● **Exercise prompt**
If a line in the entries contains the word "this", list it.

● **Extracted information**
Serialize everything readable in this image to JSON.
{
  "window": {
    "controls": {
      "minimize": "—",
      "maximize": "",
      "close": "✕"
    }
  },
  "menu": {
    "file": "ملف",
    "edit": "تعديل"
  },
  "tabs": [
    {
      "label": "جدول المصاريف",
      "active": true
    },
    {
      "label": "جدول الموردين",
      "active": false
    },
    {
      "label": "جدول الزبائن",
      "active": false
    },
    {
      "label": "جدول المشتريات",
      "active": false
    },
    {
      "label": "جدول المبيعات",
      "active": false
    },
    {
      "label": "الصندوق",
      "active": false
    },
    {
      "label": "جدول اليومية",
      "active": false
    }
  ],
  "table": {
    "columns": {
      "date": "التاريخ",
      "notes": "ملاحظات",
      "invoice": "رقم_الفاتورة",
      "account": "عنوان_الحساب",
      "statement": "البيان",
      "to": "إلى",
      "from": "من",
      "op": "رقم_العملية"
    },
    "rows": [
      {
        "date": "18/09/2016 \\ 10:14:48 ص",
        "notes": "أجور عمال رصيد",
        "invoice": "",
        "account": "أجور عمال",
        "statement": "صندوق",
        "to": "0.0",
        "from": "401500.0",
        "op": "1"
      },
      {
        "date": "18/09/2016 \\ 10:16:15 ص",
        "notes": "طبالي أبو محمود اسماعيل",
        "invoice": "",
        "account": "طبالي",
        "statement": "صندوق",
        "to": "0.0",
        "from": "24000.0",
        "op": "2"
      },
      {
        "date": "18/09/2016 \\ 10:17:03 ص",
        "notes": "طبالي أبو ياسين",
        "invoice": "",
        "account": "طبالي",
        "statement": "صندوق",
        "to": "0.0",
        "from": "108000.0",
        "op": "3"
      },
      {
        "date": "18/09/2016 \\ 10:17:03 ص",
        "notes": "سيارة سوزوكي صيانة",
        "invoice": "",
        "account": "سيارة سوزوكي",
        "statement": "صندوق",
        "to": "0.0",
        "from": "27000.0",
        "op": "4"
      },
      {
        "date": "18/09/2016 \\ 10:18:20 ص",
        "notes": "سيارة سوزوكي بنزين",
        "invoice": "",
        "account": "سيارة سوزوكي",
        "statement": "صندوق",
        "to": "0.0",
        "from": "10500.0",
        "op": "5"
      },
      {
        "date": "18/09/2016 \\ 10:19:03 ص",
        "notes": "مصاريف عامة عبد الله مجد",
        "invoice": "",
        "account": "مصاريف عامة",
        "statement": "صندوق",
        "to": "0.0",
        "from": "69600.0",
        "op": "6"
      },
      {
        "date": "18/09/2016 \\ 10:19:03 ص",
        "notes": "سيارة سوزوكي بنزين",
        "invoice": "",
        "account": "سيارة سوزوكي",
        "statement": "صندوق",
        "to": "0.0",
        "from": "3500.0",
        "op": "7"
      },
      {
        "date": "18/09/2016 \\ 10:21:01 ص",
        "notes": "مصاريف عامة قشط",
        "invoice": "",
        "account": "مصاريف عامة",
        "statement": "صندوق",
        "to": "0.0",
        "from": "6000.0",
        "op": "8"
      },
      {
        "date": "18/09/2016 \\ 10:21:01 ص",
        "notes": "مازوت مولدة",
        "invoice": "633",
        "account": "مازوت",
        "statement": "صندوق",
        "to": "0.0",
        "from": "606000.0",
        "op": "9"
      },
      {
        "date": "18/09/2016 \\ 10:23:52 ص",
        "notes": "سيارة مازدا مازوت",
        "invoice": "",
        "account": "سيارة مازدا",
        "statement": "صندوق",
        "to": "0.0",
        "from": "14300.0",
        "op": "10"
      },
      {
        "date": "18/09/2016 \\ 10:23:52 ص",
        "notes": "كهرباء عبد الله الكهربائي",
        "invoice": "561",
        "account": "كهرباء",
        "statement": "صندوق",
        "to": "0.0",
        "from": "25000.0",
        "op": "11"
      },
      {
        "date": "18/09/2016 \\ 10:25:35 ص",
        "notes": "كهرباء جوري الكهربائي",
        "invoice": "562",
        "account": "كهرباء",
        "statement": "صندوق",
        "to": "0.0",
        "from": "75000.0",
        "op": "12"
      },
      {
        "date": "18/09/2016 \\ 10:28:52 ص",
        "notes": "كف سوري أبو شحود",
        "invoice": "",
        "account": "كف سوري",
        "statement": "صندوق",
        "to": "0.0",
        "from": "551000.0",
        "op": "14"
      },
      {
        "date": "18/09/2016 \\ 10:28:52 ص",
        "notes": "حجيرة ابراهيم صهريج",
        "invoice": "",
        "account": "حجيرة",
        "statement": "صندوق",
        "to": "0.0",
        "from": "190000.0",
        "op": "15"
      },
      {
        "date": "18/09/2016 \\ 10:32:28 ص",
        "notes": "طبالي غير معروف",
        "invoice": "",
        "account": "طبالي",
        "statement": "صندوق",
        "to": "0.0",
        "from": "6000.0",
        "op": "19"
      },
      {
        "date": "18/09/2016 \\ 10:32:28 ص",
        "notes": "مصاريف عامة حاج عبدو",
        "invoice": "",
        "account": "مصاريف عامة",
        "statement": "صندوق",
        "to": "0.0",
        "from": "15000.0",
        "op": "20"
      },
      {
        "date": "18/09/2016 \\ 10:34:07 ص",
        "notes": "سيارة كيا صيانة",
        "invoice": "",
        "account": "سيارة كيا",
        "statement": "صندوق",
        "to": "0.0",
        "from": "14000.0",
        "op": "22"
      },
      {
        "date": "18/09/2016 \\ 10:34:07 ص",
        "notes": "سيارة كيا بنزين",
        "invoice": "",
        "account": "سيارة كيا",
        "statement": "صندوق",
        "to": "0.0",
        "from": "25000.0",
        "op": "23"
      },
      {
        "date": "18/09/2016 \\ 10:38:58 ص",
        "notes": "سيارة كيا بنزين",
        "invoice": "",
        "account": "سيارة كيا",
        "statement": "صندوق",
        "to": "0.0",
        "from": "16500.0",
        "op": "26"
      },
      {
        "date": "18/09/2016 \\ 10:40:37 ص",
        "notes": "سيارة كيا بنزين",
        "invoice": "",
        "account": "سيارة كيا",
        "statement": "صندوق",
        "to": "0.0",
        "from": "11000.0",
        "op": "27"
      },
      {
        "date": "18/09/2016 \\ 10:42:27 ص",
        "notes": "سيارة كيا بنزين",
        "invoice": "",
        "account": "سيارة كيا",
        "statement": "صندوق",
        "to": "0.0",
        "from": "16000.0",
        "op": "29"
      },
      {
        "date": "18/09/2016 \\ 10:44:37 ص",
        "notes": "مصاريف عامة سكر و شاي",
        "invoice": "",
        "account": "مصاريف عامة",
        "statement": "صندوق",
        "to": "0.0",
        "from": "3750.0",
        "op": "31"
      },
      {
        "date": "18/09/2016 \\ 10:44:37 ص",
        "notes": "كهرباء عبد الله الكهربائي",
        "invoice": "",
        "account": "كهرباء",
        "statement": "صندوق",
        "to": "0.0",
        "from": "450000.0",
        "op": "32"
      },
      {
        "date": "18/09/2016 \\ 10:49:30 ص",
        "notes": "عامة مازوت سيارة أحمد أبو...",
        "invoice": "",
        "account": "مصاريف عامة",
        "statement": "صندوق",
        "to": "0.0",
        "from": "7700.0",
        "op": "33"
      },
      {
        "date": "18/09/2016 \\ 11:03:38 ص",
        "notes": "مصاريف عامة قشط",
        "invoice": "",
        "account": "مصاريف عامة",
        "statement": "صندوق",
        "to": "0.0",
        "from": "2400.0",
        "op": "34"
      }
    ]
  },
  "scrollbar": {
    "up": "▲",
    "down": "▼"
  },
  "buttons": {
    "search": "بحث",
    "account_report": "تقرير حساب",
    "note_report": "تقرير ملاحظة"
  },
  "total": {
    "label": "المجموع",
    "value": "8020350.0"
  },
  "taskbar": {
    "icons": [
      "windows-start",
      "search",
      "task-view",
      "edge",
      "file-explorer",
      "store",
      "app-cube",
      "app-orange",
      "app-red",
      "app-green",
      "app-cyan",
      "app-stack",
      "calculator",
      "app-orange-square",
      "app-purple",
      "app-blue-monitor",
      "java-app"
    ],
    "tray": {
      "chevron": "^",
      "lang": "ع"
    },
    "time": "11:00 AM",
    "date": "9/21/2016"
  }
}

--

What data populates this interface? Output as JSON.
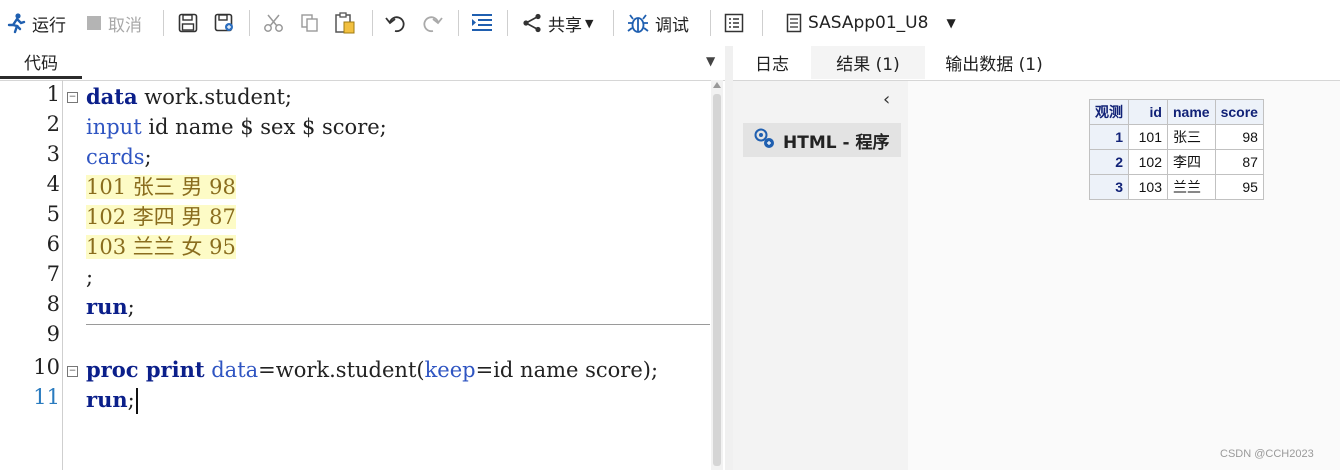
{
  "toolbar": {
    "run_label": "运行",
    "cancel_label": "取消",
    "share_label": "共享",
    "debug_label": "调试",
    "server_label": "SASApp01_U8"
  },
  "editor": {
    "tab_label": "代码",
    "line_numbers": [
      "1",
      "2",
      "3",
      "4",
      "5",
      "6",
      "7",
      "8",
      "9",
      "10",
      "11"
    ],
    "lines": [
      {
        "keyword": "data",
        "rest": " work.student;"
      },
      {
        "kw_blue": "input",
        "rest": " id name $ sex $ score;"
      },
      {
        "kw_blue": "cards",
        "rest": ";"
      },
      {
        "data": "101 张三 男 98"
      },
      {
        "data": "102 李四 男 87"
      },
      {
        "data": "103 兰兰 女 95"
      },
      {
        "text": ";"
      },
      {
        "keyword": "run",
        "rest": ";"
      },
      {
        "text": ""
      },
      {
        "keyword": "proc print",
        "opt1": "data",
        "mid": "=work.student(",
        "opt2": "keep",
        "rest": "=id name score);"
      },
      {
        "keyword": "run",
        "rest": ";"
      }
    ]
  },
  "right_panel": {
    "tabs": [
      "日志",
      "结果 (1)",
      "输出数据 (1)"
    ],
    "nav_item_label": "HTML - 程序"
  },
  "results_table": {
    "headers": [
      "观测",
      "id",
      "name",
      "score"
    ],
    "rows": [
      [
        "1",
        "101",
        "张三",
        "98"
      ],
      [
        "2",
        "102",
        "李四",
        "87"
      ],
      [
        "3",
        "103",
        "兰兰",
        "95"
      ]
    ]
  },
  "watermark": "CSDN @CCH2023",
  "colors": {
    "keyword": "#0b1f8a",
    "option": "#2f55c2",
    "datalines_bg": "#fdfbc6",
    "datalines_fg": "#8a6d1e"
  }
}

● **Response**
Serialize everything readable in this image to JSON.
What data populates this interface? Output as JSON.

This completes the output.